The next type of categorization is between large and small cap stocks. Small cap stocks often behave similarly to each other, and differently from large cap stocks. For example, the S&P/TSX 60 Large Cap has a 1-year return of 8.16% and a 5-year standard deviation of 16.69% while the S&P/TSX Small Cap Index has a 1-year return of -1.02% and a 5-year standard deviation of 23.73%.

What does large cap and small cap mean? Large cap means that the market capitalizations (i.e. total # shares outstanding x market price) of the companies in the index are the largest in the market.1

Another typical asset class category distinction is between value and growth. 

Value stocks are those that tend to trade at lower prices relative to their fundamental valuations (dividends, earnings, sales, etc.) and are therefore considered to be undervalued. Common characteristics include a high dividend yield, low price-to-book ratio and/or low price-to-earnings ratio2.

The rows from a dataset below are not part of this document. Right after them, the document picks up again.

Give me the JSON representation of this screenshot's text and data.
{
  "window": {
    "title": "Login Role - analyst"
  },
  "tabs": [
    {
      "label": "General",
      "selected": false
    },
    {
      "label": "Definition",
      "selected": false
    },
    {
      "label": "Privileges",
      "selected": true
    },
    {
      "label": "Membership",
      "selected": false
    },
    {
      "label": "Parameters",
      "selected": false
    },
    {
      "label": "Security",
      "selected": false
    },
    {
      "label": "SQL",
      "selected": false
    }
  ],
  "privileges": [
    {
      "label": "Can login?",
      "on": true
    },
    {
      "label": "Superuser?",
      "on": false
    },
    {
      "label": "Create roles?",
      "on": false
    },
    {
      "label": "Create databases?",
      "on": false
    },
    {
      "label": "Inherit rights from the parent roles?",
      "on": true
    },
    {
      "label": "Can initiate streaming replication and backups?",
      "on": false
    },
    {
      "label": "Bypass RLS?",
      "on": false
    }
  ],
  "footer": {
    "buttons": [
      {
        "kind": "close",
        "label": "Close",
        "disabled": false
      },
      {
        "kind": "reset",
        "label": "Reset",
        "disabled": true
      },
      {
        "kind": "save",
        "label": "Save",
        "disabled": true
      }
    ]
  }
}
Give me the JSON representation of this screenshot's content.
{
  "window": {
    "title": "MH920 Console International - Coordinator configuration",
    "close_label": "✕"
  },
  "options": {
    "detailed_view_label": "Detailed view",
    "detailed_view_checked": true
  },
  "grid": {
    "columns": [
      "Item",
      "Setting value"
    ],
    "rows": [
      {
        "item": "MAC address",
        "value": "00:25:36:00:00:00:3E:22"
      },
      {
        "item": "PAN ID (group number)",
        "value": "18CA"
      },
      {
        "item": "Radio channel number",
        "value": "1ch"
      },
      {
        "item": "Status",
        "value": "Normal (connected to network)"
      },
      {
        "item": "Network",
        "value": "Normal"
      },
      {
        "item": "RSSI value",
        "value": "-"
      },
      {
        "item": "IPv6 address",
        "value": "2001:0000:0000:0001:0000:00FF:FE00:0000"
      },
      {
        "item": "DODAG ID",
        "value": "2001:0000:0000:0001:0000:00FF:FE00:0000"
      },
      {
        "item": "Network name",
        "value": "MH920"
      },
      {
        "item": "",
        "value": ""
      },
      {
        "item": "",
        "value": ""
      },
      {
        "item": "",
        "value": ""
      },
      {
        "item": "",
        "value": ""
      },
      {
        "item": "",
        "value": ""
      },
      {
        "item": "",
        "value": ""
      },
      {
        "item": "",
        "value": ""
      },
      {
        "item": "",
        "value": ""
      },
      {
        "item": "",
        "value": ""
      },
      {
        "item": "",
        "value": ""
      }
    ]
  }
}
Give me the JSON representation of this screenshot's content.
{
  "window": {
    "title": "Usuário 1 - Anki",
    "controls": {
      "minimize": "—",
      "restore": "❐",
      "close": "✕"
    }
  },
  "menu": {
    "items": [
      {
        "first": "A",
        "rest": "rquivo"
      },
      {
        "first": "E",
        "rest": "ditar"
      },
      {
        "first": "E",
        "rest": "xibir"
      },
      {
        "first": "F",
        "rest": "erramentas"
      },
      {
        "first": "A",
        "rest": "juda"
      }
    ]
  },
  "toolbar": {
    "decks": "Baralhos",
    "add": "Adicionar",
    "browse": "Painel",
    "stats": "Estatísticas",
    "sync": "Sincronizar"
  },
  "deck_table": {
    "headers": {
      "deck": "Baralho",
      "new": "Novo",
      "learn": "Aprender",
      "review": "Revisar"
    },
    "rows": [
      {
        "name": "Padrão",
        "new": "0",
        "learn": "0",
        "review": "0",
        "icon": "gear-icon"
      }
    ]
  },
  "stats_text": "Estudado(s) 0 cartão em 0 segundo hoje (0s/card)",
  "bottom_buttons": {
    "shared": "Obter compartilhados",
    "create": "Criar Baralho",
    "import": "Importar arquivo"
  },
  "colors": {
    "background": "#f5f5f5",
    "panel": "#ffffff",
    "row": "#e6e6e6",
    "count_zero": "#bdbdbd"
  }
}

Growth stocks are companies whose earnings are expected to grow at an above-average rate. They typically do not pay dividends so that they can reinvest earnings in capital projects3.

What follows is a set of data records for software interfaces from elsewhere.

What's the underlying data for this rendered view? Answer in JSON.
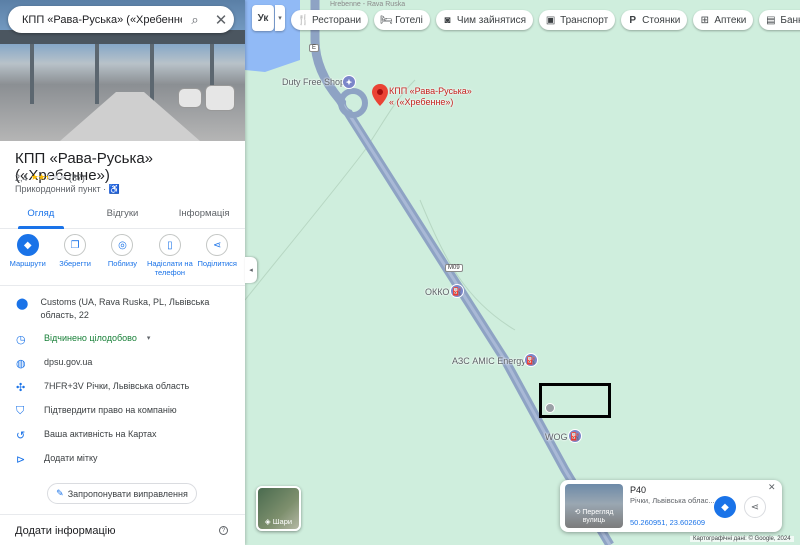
{
  "search": {
    "query": "КПП «Рава-Руська» («Хребенне»)"
  },
  "place": {
    "title": "КПП «Рава-Руська» («Хребенне»)",
    "rating": "2,4",
    "stars": 2.4,
    "review_count": "(87)",
    "category": "Прикордонний пункт"
  },
  "tabs": [
    "Огляд",
    "Відгуки",
    "Інформація"
  ],
  "actions": [
    {
      "label": "Маршрути",
      "icon": "directions-icon"
    },
    {
      "label": "Зберегти",
      "icon": "bookmark-icon"
    },
    {
      "label": "Поблизу",
      "icon": "nearby-icon"
    },
    {
      "label": "Надіслати на телефон",
      "icon": "phone-icon"
    },
    {
      "label": "Поділитися",
      "icon": "share-icon"
    }
  ],
  "info": {
    "address": "Customs (UA, Rava Ruska, PL, Львівська область, 22",
    "hours": "Відчинено цілодобово",
    "website": "dpsu.gov.ua",
    "plus_code": "7HFR+3V Річки, Львівська область",
    "claim": "Підтвердити право на компанію",
    "activity": "Ваша активність на Картах",
    "label": "Додати мітку"
  },
  "suggest_edit": "Запропонувати виправлення",
  "add_info": "Додати інформацію",
  "map": {
    "lang_chip": "Ук",
    "chips": [
      {
        "label": "Ресторани",
        "icon": "restaurant-icon"
      },
      {
        "label": "Готелі",
        "icon": "hotel-icon"
      },
      {
        "label": "Чим зайнятися",
        "icon": "camera-icon"
      },
      {
        "label": "Транспорт",
        "icon": "transit-icon"
      },
      {
        "label": "Стоянки",
        "icon": "parking-icon"
      },
      {
        "label": "Аптеки",
        "icon": "pharmacy-icon"
      },
      {
        "label": "Банкомати",
        "icon": "atm-icon"
      }
    ],
    "pin_label_line1": "КПП «Рава-Руська»",
    "pin_label_line2": "« («Хребенне»)",
    "poi_duty_free": "Duty Free Shop",
    "poi_okko": "ОККО",
    "poi_amic": "АЗС AMIC Energy",
    "poi_wog": "WOG",
    "road_m09": "М09",
    "top_faded_1": "Hrebenne - Rava Ruska",
    "layers_label": "Шари"
  },
  "streetview_card": {
    "thumb_label": "Перегляд вулиць",
    "name": "Р40",
    "address": "Річки, Львівська облас...",
    "coords": "50.260951, 23.602609"
  },
  "footer": "Картографічні дані: © Google, 2024"
}
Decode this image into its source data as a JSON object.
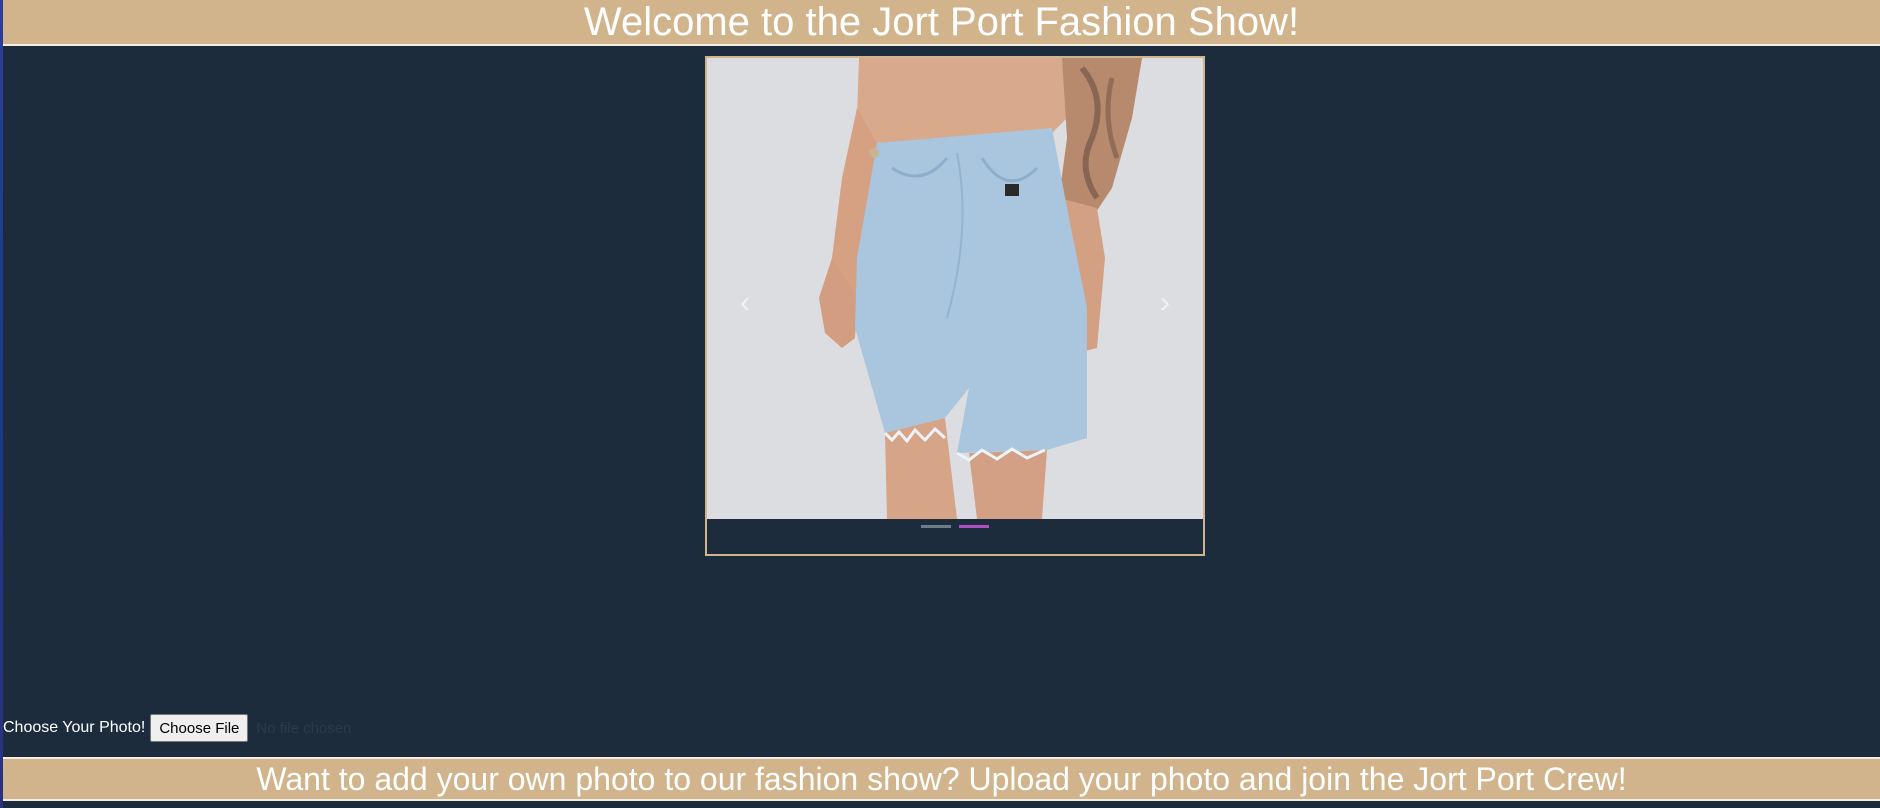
{
  "header": {
    "title": "Welcome to the Jort Port Fashion Show!"
  },
  "carousel": {
    "prev_icon": "chevron-left-icon",
    "next_icon": "chevron-right-icon",
    "prev_glyph": "‹",
    "next_glyph": "›",
    "slide_count": 2,
    "active_slide": 2,
    "colors": {
      "background": "#dcdde0",
      "indicator": "#6d7d8a",
      "indicator_active": "#b04fc2"
    }
  },
  "upload": {
    "label": "Choose Your Photo!",
    "button_label": "Choose File",
    "status": "No file chosen"
  },
  "footer": {
    "text": "Want to add your own photo to our fashion show? Upload your photo and join the Jort Port Crew!"
  },
  "colors": {
    "page_bg": "#1c2c3c",
    "banner_bg": "#d1b48b",
    "banner_text": "#ffffff"
  }
}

Why Asset Classes?

A well structured portfolio is composed of a mix of asset classes that respond differently to a particular risk. Investors should be concerned about the performance of their overall portfolio and its ability to meet their goals which can be measured by risk and return. At any particular moment, there are many different risks (equity risk, currency risk, interest rate risk etc.). Each investor has different tolerances to risk depending on their goals, stage of life, personal tolerances and so forth. Our primary tools for managing the overall risk are assets. Specific asset classes address specific risks, and therefore the allocation between different asset classes gives us the ability to manage risks within a portfolio to meet certain goals.

Simply looking at the asset classes on their own, not in the context of a diversified portfolio, tempts investors to remove negative performing assets classes (the “losers”) and invest those proceeds in the high performing assets (the “winners”). This is chasing performance, and is likely to lead to the behavioural trap of buying high and selling low, which can be detrimental to achieving investment goals.

Take the example of baking a cake. Each ingredient serves a specific purpose, and there is an exact combination of ingredients needed to bake the cake. You might really like the taste of eggs, but if you just used eggs, you’d be making an omelette and not a cake. Baking powder is used as a leavening agent. If you don’t put enough in, your cake won’t rise and you will end up with a flat, dense cake instead of a light, fluffy cake; use too much, and you’re cake will end up tasting bitter. Finally, the rest of the ingredients depend on the type of cake you are baking, and your flavour preferences (some people love the taste of coconut, some people hate it).

The eggs show the concept of diversification. A well structured portfolio uses multiple ingredients (or asset classes) to achieve the expected outcome. The baking powder emphasizes the need for a well-designed portfolio asset allocation. Some assets are necessary for the final product yet do not look attractive on their own. Blending the asset classes in particular ways ensures that you can capture most of the returns of the asset classes the majority of the time. If you were to use more eggs (winners) and remove the bitter tasting baking soda (losers), you would end up with a rubbery, flat cake. Finally, the different types of cakes demonstrate that not every investor is the same. If everyone had the same preferences, there would be one perfect cake. If every investor was the same, there would be one perfect portfolio. You wouldn’t think of baking a cake by throwing a bunch of different ingredients into a pan at random and baking it, so why would you do it with your investments?

The Market Stats page reminds us that assets, to be of any use to us, should behave differently over the period under consideration. All the assets listed have a positive long-term expected return, but to be truly diversified means that some will always be outperforming others.


  1. The amount of large companies in the index varies for each market/index.
  2. Source: Investopedia.
  3. Source: Investopedia.
By: Susan Daley | 0 comments